In America today, the golden rule means those with the gold make the rules; the rich almost always win, and it’s the rest of us who time and again merely hope for the best.
The good guys don’t always win, and the guys in the white hats aren’t always so good or honest. Both the House and Senate versions of tax bills are best described by a cartoon in the Chattanooga newspaper. It depicted a waiter labeled Congress holding in his right hand a large tray of fine food labeled the rich. In the other hand, a small McDonald’s sack labeled the middle class.
The conflict among the GOP members was best reflected in competing advertisements funded by separate conservative organizations, each pleading for voters to tell selective members of Congress how to vote on the tax bills. One said vote no, it will add more than a trillion dollars to the debt. The other said vote yes because it is all for the benefit of the middle class.
One ad was correct: Every non-partisan analysis estimates these cuts would add more than $1 trillion to the debt. The other argument is mere fantasy. And I am being kind. One assumes a fantasy is just that — rather than a bald-faced lie.

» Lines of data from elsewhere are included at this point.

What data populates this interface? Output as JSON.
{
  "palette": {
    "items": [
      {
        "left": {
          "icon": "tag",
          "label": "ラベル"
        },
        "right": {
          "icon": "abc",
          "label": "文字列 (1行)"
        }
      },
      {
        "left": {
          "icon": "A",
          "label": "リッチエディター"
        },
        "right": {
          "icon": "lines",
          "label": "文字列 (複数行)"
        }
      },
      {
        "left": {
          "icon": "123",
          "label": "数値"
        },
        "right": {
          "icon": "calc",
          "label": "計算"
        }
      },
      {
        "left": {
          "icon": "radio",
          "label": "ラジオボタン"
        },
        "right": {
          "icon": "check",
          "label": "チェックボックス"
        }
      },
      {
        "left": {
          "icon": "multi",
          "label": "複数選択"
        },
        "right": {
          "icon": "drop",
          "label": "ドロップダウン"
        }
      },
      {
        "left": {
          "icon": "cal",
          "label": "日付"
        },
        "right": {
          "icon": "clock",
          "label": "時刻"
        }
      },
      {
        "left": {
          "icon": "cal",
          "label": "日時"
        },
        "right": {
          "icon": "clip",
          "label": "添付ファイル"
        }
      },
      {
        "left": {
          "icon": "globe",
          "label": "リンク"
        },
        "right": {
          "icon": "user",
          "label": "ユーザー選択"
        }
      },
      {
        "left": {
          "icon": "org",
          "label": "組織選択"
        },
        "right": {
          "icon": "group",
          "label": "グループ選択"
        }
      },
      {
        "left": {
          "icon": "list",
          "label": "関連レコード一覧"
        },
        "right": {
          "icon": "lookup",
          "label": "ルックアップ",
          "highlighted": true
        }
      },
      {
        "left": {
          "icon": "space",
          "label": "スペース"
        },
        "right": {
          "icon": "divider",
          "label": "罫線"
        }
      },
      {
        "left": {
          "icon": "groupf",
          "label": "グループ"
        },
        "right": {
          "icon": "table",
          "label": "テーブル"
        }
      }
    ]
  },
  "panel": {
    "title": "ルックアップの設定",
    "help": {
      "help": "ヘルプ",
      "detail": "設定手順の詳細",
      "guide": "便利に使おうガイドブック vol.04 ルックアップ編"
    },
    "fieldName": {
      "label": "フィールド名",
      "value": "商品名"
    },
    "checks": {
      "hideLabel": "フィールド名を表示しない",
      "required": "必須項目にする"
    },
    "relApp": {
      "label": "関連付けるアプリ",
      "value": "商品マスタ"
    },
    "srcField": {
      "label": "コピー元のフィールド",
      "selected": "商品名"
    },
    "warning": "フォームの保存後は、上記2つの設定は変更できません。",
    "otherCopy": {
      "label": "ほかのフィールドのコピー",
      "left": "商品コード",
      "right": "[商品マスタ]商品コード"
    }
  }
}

Yes, most of the middle class will see some financial gain from the tax cuts. Those gains pale in comparison to the gifts being handed to the wealthiest Americans and to big business. Furthermore, the middle-class gains are merely temporary, while the other gains are designed for permanence.
How does the GOP sell this? They tell you, as Trump did, that the rich are getting nothing from it and are unhappy, and that it is all for the benefit of the middle class.

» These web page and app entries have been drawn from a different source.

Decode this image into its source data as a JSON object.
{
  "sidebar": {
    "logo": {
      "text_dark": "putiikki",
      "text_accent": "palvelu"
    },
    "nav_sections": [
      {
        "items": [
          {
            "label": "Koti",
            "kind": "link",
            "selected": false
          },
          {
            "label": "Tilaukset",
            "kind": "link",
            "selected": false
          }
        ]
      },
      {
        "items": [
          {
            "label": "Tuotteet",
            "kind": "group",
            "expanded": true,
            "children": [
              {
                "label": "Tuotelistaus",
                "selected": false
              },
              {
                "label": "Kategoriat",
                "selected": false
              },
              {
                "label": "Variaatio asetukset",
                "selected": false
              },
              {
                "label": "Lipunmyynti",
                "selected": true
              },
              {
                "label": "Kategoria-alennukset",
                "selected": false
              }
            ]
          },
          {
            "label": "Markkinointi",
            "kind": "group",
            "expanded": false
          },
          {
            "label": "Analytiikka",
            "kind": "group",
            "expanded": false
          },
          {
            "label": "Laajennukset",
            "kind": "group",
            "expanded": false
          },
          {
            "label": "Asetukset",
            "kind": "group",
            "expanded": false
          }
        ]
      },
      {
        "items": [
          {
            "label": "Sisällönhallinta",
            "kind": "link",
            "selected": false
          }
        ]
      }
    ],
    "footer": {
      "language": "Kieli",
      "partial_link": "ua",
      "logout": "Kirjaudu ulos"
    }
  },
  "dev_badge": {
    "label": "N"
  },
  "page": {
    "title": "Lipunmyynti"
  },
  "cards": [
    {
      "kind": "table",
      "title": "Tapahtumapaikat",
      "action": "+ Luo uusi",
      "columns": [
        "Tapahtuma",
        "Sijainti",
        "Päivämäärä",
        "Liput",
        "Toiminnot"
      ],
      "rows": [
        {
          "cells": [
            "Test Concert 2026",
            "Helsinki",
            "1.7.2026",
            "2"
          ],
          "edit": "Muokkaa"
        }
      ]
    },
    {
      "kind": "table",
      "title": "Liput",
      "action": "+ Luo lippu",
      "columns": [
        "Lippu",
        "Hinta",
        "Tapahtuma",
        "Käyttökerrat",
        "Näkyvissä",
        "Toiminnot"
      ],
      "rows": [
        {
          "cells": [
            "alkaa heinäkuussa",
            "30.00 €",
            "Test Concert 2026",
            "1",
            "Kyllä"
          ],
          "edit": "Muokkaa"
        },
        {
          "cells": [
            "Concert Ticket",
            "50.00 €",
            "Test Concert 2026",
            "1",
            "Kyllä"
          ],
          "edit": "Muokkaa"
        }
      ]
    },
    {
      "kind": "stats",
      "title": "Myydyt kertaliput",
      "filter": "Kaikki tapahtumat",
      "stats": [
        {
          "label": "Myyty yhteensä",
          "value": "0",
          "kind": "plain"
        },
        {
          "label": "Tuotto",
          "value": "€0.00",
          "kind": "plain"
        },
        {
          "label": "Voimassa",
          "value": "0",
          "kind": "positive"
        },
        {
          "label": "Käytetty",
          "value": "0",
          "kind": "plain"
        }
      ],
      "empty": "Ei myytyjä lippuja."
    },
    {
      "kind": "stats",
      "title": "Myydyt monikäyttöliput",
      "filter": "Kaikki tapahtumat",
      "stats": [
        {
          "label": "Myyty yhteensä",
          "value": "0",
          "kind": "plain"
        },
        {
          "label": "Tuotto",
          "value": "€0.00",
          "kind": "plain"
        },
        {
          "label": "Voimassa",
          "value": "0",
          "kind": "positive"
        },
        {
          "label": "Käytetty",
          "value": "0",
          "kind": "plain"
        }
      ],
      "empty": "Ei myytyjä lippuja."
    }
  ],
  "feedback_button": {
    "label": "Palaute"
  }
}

How do they respond to those conservatives concerned about the federal debt? They claim that the cuts will miraculously pay for themselves. It matters not that all analysts not associated with the White House unanimously disagree. Even a Congressional study admits the cuts would, at best, add 1 percent to economic growth.
Ask yourself the following questions: Is our economy in such dire straits that it requires massive corporate tax cuts and giveaways to the wealthiest?

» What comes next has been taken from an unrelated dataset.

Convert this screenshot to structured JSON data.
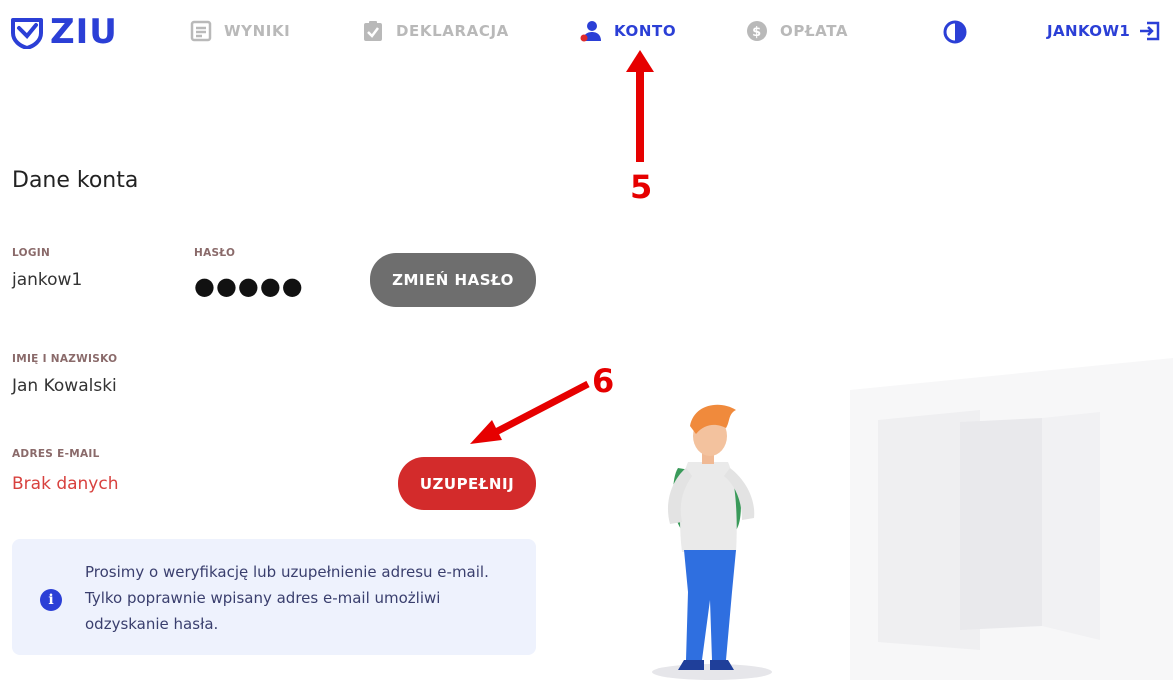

Do the rich get a larger share of the pie simply because they earn so much more? Does the trickle-down theory work?
The answers are no, no and no. Corporate America is doing just fine with record profits. Our financial institutions are sitting on a record cache of money.
The middle quintile of taxpayers would see a $660 per family gain while the top 0.1percent would receive an average of nearly $3/4 of a million annually, enough to purchase a new 52-foot yacht each year.
The bottom 95 percent of income levels would see temporary net income bumps of 1.2 percent versus permanent 30 percent for the 0.1 percent, because the middle class benefits disappear, the result of over 35 off-and-on-again gimmicks employed to fool you as to both your real gain and the real cost.
GOP leadership says to remember that a rising tide raises all boats. What they don’t say is that within a decade, only the yachts will maintain their lofty position. When asked, CEOs admit they intend to take the gains from tax cuts and pay down debt, buy back shares and increase bonuses for executives. Furthermore, corporate America’s biggest concern is not the creation of new jobs but, rather, how to fill current job vacancies lacking a labor force with the necessary skills.
It’s time middle class Republican voters snap out of it and realize their party hasn’t got their backs.
Michael Adkins is the former chair of the Hancock County Democratic Party. He lives in Greenfield. Send comments dr-editorial@ greenfieldreporter.com.